- **Task**
All of the entries must be duplicated exactly.

- **Records**
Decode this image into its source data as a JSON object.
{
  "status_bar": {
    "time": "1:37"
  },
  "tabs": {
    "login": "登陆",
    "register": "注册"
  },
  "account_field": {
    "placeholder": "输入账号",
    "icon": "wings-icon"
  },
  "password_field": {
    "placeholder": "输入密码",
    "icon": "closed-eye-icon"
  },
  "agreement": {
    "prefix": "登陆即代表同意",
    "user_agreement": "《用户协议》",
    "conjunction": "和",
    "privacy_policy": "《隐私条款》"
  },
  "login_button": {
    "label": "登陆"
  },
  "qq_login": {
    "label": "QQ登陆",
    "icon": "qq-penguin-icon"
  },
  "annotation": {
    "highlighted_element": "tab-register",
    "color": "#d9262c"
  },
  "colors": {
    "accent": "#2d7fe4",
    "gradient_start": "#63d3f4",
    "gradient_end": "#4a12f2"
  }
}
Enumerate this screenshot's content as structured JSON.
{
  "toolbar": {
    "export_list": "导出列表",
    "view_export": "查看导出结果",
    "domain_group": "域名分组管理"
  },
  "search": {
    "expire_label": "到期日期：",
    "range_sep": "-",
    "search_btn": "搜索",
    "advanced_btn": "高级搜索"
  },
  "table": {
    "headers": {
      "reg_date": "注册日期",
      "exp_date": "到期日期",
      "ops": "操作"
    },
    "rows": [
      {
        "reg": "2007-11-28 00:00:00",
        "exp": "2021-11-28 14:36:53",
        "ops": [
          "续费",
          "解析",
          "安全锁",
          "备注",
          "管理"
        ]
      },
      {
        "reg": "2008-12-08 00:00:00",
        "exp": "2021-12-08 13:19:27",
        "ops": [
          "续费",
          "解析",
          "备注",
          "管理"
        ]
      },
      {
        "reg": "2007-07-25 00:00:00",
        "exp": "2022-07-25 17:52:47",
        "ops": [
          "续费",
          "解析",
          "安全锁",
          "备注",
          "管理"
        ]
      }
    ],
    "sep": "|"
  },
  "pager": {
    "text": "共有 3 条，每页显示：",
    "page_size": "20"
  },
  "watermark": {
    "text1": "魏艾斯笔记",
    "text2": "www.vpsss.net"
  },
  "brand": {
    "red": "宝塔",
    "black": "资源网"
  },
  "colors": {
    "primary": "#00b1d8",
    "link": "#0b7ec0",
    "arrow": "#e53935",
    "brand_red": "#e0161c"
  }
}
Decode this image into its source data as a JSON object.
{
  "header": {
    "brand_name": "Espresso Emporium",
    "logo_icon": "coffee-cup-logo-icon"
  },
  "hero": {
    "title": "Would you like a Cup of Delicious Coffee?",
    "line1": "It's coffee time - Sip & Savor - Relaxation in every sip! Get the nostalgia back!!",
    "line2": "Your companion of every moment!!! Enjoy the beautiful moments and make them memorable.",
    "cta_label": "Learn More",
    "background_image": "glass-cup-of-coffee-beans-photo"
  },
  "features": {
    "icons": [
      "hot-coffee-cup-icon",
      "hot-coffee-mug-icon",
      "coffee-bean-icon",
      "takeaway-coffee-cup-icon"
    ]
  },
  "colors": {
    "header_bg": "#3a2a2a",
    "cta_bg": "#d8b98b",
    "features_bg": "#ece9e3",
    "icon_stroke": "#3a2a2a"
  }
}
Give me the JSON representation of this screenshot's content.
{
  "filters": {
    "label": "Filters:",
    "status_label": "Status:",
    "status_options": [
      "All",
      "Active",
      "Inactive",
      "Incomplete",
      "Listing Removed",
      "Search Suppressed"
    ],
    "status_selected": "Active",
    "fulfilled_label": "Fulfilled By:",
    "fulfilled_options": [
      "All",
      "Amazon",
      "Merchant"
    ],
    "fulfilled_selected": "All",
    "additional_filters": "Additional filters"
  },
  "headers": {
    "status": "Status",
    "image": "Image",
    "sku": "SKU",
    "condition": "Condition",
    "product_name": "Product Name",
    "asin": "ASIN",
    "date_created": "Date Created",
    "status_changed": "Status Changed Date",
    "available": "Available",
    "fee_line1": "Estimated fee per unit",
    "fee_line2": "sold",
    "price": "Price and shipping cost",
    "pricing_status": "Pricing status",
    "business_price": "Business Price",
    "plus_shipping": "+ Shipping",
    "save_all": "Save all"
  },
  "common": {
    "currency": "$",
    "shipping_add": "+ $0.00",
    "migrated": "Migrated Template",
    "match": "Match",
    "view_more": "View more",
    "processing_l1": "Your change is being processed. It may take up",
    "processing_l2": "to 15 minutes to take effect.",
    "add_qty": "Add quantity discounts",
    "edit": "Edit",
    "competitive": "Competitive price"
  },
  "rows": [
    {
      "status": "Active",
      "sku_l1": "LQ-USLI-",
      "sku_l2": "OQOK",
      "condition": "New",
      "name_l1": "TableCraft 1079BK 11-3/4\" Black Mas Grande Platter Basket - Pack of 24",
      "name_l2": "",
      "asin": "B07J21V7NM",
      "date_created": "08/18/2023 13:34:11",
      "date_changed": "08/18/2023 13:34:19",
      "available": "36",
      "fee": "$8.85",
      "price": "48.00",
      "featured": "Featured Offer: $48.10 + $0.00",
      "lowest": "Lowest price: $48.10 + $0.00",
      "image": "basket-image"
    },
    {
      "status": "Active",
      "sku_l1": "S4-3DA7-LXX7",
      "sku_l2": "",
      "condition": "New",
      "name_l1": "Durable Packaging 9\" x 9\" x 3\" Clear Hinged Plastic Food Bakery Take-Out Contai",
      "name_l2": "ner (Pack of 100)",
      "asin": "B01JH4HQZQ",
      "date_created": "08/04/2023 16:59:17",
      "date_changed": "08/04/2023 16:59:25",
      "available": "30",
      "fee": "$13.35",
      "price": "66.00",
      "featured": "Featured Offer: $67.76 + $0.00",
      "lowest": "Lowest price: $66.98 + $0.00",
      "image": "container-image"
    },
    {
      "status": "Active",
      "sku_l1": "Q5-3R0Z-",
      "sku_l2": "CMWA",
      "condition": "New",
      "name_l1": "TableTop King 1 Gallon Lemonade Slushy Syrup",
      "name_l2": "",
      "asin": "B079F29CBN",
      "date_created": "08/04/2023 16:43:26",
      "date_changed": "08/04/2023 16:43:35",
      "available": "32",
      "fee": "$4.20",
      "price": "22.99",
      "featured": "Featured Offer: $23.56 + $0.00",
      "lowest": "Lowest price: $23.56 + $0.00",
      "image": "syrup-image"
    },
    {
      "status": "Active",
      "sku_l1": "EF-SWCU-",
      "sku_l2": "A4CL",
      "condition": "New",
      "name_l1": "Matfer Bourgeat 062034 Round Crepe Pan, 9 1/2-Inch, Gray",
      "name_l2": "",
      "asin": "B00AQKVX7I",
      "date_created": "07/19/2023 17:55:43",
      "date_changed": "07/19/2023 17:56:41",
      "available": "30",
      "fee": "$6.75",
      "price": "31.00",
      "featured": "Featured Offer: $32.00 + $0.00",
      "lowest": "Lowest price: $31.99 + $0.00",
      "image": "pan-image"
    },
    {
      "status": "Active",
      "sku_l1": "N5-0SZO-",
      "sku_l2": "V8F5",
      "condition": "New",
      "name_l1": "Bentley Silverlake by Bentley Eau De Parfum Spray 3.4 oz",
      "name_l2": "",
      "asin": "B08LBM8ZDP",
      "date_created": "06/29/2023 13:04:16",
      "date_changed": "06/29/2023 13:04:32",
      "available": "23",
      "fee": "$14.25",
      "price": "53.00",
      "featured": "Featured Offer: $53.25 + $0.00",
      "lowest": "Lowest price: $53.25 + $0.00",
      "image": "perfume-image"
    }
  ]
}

- **Answer to this task**
Decode this image into its source data as a JSON object.
{
  "status_bar": {
    "time": "1:37"
  },
  "tabs": {
    "login": "登陆",
    "register": "注册"
  },
  "account_field": {
    "placeholder": "输入账号",
    "icon": "wings-icon"
  },
  "password_field": {
    "placeholder": "输入密码",
    "icon": "closed-eye-icon"
  },
  "agreement": {
    "prefix": "登陆即代表同意",
    "user_agreement": "《用户协议》",
    "conjunction": "和",
    "privacy_policy": "《隐私条款》"
  },
  "login_button": {
    "label": "登陆"
  },
  "qq_login": {
    "label": "QQ登陆",
    "icon": "qq-penguin-icon"
  },
  "annotation": {
    "highlighted_element": "tab-register",
    "color": "#d9262c"
  },
  "colors": {
    "accent": "#2d7fe4",
    "gradient_start": "#63d3f4",
    "gradient_end": "#4a12f2"
  }
}
Enumerate this screenshot's content as structured JSON.
{
  "toolbar": {
    "export_list": "导出列表",
    "view_export": "查看导出结果",
    "domain_group": "域名分组管理"
  },
  "search": {
    "expire_label": "到期日期：",
    "range_sep": "-",
    "search_btn": "搜索",
    "advanced_btn": "高级搜索"
  },
  "table": {
    "headers": {
      "reg_date": "注册日期",
      "exp_date": "到期日期",
      "ops": "操作"
    },
    "rows": [
      {
        "reg": "2007-11-28 00:00:00",
        "exp": "2021-11-28 14:36:53",
        "ops": [
          "续费",
          "解析",
          "安全锁",
          "备注",
          "管理"
        ]
      },
      {
        "reg": "2008-12-08 00:00:00",
        "exp": "2021-12-08 13:19:27",
        "ops": [
          "续费",
          "解析",
          "备注",
          "管理"
        ]
      },
      {
        "reg": "2007-07-25 00:00:00",
        "exp": "2022-07-25 17:52:47",
        "ops": [
          "续费",
          "解析",
          "安全锁",
          "备注",
          "管理"
        ]
      }
    ],
    "sep": "|"
  },
  "pager": {
    "text": "共有 3 条，每页显示：",
    "page_size": "20"
  },
  "watermark": {
    "text1": "魏艾斯笔记",
    "text2": "www.vpsss.net"
  },
  "brand": {
    "red": "宝塔",
    "black": "资源网"
  },
  "colors": {
    "primary": "#00b1d8",
    "link": "#0b7ec0",
    "arrow": "#e53935",
    "brand_red": "#e0161c"
  }
}
Decode this image into its source data as a JSON object.
{
  "header": {
    "brand_name": "Espresso Emporium",
    "logo_icon": "coffee-cup-logo-icon"
  },
  "hero": {
    "title": "Would you like a Cup of Delicious Coffee?",
    "line1": "It's coffee time - Sip & Savor - Relaxation in every sip! Get the nostalgia back!!",
    "line2": "Your companion of every moment!!! Enjoy the beautiful moments and make them memorable.",
    "cta_label": "Learn More",
    "background_image": "glass-cup-of-coffee-beans-photo"
  },
  "features": {
    "icons": [
      "hot-coffee-cup-icon",
      "hot-coffee-mug-icon",
      "coffee-bean-icon",
      "takeaway-coffee-cup-icon"
    ]
  },
  "colors": {
    "header_bg": "#3a2a2a",
    "cta_bg": "#d8b98b",
    "features_bg": "#ece9e3",
    "icon_stroke": "#3a2a2a"
  }
}
Give me the JSON representation of this screenshot's content.
{
  "filters": {
    "label": "Filters:",
    "status_label": "Status:",
    "status_options": [
      "All",
      "Active",
      "Inactive",
      "Incomplete",
      "Listing Removed",
      "Search Suppressed"
    ],
    "status_selected": "Active",
    "fulfilled_label": "Fulfilled By:",
    "fulfilled_options": [
      "All",
      "Amazon",
      "Merchant"
    ],
    "fulfilled_selected": "All",
    "additional_filters": "Additional filters"
  },
  "headers": {
    "status": "Status",
    "image": "Image",
    "sku": "SKU",
    "condition": "Condition",
    "product_name": "Product Name",
    "asin": "ASIN",
    "date_created": "Date Created",
    "status_changed": "Status Changed Date",
    "available": "Available",
    "fee_line1": "Estimated fee per unit",
    "fee_line2": "sold",
    "price": "Price and shipping cost",
    "pricing_status": "Pricing status",
    "business_price": "Business Price",
    "plus_shipping": "+ Shipping",
    "save_all": "Save all"
  },
  "common": {
    "currency": "$",
    "shipping_add": "+ $0.00",
    "migrated": "Migrated Template",
    "match": "Match",
    "view_more": "View more",
    "processing_l1": "Your change is being processed. It may take up",
    "processing_l2": "to 15 minutes to take effect.",
    "add_qty": "Add quantity discounts",
    "edit": "Edit",
    "competitive": "Competitive price"
  },
  "rows": [
    {
      "status": "Active",
      "sku_l1": "LQ-USLI-",
      "sku_l2": "OQOK",
      "condition": "New",
      "name_l1": "TableCraft 1079BK 11-3/4\" Black Mas Grande Platter Basket - Pack of 24",
      "name_l2": "",
      "asin": "B07J21V7NM",
      "date_created": "08/18/2023 13:34:11",
      "date_changed": "08/18/2023 13:34:19",
      "available": "36",
      "fee": "$8.85",
      "price": "48.00",
      "featured": "Featured Offer: $48.10 + $0.00",
      "lowest": "Lowest price: $48.10 + $0.00",
      "image": "basket-image"
    },
    {
      "status": "Active",
      "sku_l1": "S4-3DA7-LXX7",
      "sku_l2": "",
      "condition": "New",
      "name_l1": "Durable Packaging 9\" x 9\" x 3\" Clear Hinged Plastic Food Bakery Take-Out Contai",
      "name_l2": "ner (Pack of 100)",
      "asin": "B01JH4HQZQ",
      "date_created": "08/04/2023 16:59:17",
      "date_changed": "08/04/2023 16:59:25",
      "available": "30",
      "fee": "$13.35",
      "price": "66.00",
      "featured": "Featured Offer: $67.76 + $0.00",
      "lowest": "Lowest price: $66.98 + $0.00",
      "image": "container-image"
    },
    {
      "status": "Active",
      "sku_l1": "Q5-3R0Z-",
      "sku_l2": "CMWA",
      "condition": "New",
      "name_l1": "TableTop King 1 Gallon Lemonade Slushy Syrup",
      "name_l2": "",
      "asin": "B079F29CBN",
      "date_created": "08/04/2023 16:43:26",
      "date_changed": "08/04/2023 16:43:35",
      "available": "32",
      "fee": "$4.20",
      "price": "22.99",
      "featured": "Featured Offer: $23.56 + $0.00",
      "lowest": "Lowest price: $23.56 + $0.00",
      "image": "syrup-image"
    },
    {
      "status": "Active",
      "sku_l1": "EF-SWCU-",
      "sku_l2": "A4CL",
      "condition": "New",
      "name_l1": "Matfer Bourgeat 062034 Round Crepe Pan, 9 1/2-Inch, Gray",
      "name_l2": "",
      "asin": "B00AQKVX7I",
      "date_created": "07/19/2023 17:55:43",
      "date_changed": "07/19/2023 17:56:41",
      "available": "30",
      "fee": "$6.75",
      "price": "31.00",
      "featured": "Featured Offer: $32.00 + $0.00",
      "lowest": "Lowest price: $31.99 + $0.00",
      "image": "pan-image"
    },
    {
      "status": "Active",
      "sku_l1": "N5-0SZO-",
      "sku_l2": "V8F5",
      "condition": "New",
      "name_l1": "Bentley Silverlake by Bentley Eau De Parfum Spray 3.4 oz",
      "name_l2": "",
      "asin": "B08LBM8ZDP",
      "date_created": "06/29/2023 13:04:16",
      "date_changed": "06/29/2023 13:04:32",
      "available": "23",
      "fee": "$14.25",
      "price": "53.00",
      "featured": "Featured Offer: $53.25 + $0.00",
      "lowest": "Lowest price: $53.25 + $0.00",
      "image": "perfume-image"
    }
  ]
}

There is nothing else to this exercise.